We propose and test a new method for eliciting curvature-controlled discount rates that are invariant to the form of the utility function. Our method uses a single elicitation task and has the advantage of obtaining individual discount rates without knowledge of risk attitude or parametric assumptions about the form of the utility function. We compare our method to the Andersen et al. (2008) double elicitation technique in which the utility function and discount rate are jointly estimated. We use a laboratory experiment to perform a within-subjects comparison of discount rates from these two methods and find consistent results, which is reassuring given the wide range of estimates in the literature. In addition, the estimated discount rates in our study are “plausibly low” in contrast to the vast majority of discount rate studies. Our results are robust to relaxing the expected utility assumption of linearity in the probabilities, as we find little evidence of probability weighting in our data. In a second experiment, we find that discount rates are not sensitive to the length of the horizon, but are sensitive to the length of the front-end delay, suggesting present bias. We estimate average discount rates to be 12.2 percent in the first experiment and 11.3 percent in the second experiment when the front-end delay is at least two weeks

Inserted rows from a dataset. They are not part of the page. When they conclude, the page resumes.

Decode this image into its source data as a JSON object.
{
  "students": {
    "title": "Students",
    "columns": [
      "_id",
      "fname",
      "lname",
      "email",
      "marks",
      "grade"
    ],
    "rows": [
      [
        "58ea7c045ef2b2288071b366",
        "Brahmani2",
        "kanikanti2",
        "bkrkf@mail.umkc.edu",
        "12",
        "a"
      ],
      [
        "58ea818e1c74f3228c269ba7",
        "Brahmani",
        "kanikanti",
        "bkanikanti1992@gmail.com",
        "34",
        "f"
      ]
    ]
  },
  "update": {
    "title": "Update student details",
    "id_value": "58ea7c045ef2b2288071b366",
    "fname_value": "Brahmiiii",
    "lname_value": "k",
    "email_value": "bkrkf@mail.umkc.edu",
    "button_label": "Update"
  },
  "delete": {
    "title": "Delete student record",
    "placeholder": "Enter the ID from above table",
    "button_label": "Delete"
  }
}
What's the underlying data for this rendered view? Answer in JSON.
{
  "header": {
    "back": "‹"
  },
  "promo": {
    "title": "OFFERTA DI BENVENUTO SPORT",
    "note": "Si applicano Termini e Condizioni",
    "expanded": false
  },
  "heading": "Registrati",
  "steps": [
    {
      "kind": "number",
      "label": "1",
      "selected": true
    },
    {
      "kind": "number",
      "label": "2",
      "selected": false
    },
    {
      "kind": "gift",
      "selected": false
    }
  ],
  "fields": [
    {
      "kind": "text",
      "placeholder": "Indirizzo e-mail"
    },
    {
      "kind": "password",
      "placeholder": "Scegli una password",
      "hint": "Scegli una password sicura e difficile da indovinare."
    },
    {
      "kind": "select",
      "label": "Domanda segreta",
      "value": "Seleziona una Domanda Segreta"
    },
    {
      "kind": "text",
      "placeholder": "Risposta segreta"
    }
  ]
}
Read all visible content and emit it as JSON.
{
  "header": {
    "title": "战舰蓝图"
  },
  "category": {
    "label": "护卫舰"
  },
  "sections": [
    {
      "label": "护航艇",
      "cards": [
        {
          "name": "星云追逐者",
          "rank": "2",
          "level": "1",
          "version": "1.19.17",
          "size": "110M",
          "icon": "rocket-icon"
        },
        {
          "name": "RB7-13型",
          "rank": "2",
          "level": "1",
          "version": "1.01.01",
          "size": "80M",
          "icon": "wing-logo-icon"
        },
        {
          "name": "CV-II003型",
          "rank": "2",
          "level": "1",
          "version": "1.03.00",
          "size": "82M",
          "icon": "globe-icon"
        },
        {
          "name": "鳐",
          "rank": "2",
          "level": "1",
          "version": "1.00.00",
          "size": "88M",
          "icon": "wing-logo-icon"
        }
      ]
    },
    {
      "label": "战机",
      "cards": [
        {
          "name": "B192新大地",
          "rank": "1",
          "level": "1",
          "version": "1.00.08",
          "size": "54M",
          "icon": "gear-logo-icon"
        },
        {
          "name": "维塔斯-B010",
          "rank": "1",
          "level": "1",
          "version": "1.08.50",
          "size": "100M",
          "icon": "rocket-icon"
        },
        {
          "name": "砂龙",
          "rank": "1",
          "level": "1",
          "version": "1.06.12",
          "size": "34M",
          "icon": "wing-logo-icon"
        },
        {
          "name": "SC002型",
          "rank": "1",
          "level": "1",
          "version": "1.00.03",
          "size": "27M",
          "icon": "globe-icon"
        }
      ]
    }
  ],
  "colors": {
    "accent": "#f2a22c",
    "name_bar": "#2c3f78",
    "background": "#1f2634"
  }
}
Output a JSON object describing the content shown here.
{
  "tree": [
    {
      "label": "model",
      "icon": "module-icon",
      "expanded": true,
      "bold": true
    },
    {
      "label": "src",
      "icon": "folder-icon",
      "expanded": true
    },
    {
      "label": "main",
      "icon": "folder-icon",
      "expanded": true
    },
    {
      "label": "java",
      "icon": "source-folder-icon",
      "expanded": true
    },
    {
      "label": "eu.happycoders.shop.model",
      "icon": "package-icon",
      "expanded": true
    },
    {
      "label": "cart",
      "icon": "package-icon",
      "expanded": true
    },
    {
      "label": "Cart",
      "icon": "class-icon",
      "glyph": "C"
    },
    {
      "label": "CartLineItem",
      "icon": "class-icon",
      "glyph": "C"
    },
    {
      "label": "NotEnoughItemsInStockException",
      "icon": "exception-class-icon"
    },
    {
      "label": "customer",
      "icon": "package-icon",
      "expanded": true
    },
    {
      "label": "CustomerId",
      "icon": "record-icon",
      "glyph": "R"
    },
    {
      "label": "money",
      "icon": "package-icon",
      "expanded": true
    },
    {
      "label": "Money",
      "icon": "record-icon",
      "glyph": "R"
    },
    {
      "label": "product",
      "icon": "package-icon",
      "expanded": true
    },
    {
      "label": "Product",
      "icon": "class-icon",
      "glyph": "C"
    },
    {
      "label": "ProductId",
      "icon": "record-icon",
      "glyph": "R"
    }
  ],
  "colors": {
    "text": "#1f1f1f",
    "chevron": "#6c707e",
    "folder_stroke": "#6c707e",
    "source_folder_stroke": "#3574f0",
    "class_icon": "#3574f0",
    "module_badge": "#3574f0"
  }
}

Laury, Susan; McInnes, Melayne; Swarthout, Todd; and Von
Nessen, Erica, "Avoiding the Curves: Direct Elicitation of Time Preferences" (2012). ExCEN Working Papers. 66.